- _PROBLEM TO SOLVE_
Search the material for "value" and show all lines that contain it.

■ ■ ■

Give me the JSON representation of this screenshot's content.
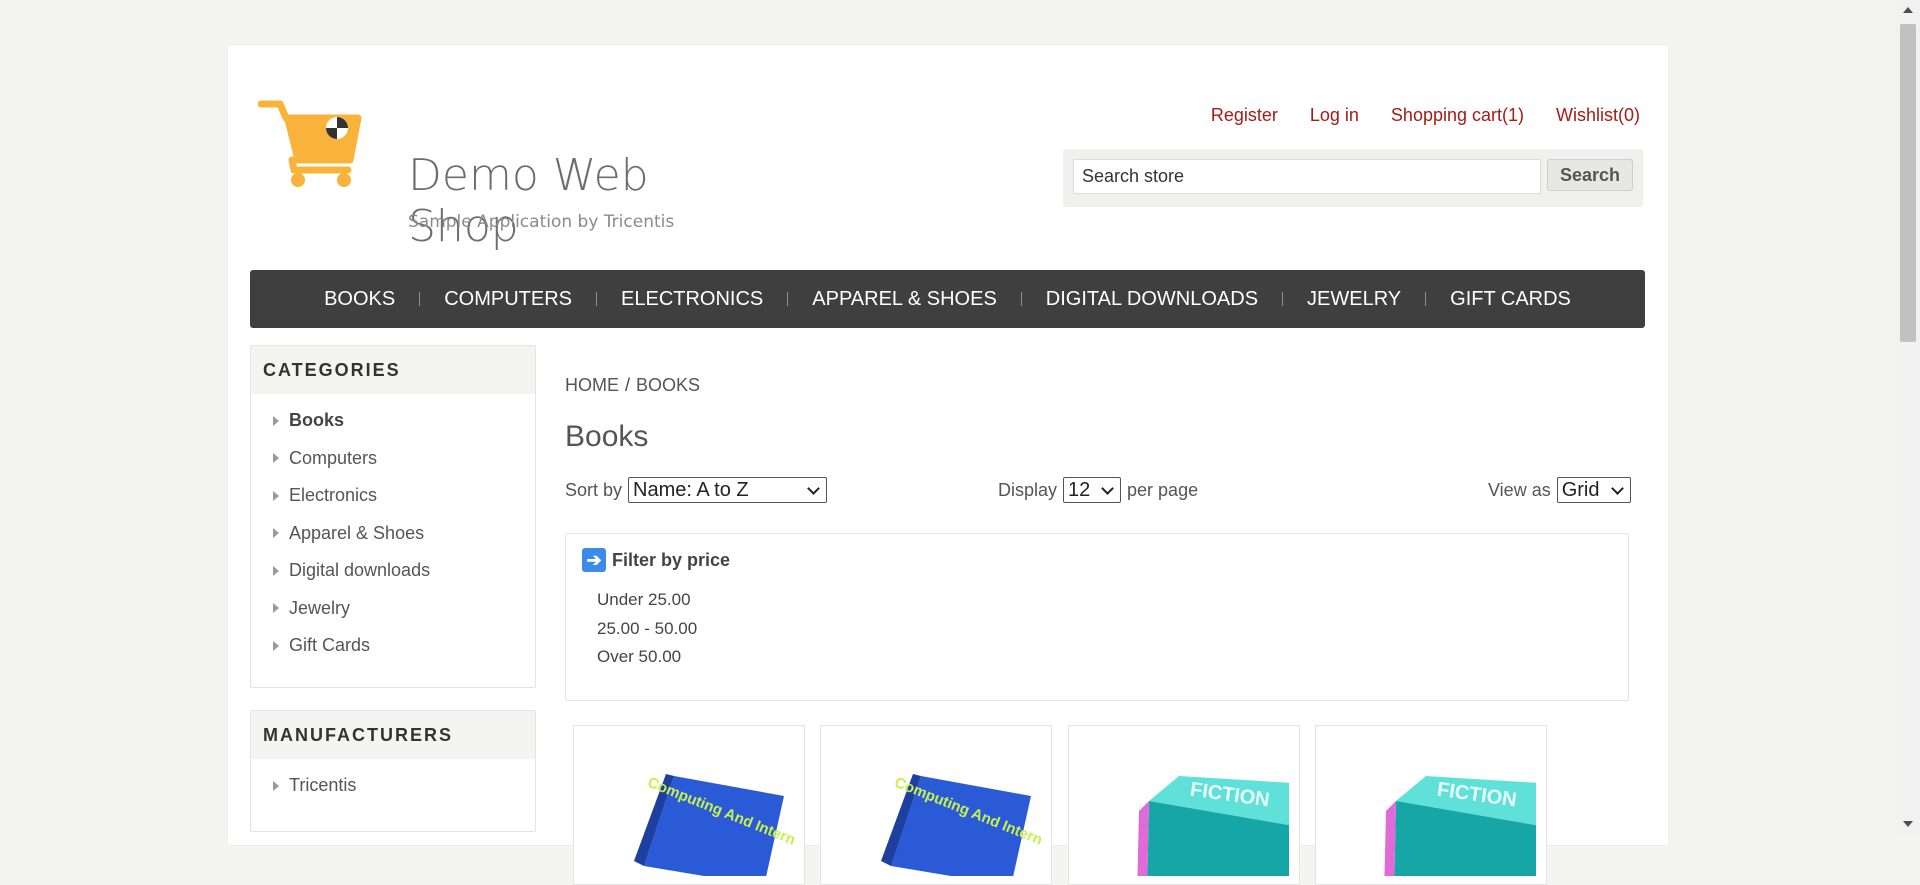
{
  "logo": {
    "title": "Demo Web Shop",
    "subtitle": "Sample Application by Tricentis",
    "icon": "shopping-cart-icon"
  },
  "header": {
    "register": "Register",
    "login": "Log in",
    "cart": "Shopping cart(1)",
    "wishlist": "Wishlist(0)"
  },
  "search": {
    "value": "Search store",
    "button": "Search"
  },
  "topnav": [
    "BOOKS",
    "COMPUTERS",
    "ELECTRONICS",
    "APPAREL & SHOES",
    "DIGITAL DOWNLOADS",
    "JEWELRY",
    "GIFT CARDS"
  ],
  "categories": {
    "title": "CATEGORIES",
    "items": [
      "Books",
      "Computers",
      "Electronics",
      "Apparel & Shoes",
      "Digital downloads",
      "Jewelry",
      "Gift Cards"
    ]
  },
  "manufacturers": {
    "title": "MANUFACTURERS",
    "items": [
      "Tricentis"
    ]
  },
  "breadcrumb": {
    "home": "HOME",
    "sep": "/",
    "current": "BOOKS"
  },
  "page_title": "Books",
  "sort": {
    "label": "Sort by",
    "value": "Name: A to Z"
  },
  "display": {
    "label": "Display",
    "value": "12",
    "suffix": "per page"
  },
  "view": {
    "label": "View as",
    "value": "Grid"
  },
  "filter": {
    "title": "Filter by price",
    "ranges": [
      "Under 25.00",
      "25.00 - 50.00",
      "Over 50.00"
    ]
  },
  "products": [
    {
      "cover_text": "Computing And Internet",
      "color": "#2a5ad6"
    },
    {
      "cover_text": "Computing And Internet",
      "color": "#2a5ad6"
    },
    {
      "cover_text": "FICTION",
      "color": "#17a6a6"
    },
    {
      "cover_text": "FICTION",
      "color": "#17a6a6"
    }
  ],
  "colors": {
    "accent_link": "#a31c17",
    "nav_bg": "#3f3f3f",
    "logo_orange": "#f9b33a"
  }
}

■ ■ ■

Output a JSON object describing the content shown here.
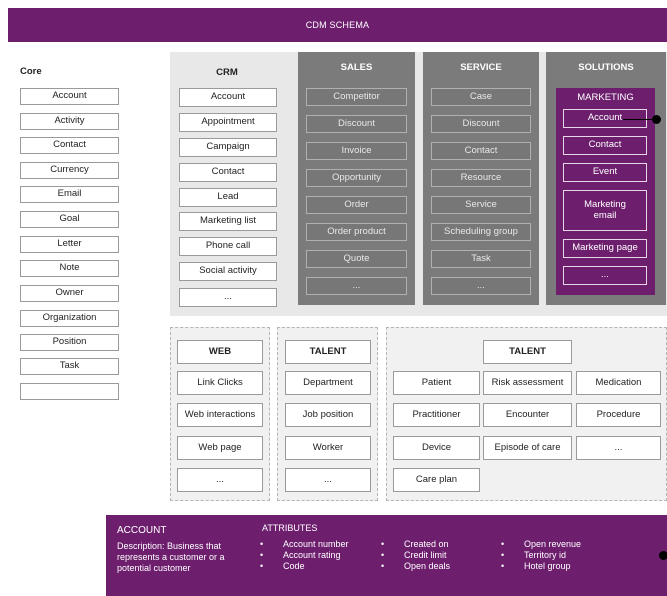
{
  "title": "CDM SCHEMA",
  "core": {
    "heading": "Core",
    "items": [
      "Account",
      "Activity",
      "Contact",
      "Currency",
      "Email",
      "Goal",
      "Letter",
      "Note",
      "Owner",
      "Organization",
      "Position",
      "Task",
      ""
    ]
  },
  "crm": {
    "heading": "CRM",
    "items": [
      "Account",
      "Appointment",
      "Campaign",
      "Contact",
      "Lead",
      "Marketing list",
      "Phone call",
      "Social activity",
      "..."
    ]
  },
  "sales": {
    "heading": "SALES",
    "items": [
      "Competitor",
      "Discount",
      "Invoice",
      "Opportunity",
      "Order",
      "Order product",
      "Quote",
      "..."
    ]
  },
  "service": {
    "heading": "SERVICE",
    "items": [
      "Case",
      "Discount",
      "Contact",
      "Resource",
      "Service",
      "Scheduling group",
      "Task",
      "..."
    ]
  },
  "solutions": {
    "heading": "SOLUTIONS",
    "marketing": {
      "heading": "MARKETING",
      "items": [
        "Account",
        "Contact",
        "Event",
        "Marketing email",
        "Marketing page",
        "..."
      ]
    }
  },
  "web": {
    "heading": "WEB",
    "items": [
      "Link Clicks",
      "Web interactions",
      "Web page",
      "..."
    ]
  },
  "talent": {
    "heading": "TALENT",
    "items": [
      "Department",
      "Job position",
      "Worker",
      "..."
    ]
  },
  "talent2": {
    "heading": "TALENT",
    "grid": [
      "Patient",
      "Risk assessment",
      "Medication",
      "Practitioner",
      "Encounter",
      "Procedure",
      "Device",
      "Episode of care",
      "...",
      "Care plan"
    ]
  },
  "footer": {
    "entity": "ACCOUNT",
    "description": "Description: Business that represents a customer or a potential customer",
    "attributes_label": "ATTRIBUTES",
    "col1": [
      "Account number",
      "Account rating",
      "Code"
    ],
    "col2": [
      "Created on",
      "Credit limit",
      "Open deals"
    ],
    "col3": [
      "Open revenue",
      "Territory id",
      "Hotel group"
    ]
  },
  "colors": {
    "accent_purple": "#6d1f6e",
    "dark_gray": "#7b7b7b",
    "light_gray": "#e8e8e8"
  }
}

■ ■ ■

- _ANSWER BELOW_
    "value": "Search store",
    "value": "Name: A to Z"
    "value": "12",
    "value": "Grid"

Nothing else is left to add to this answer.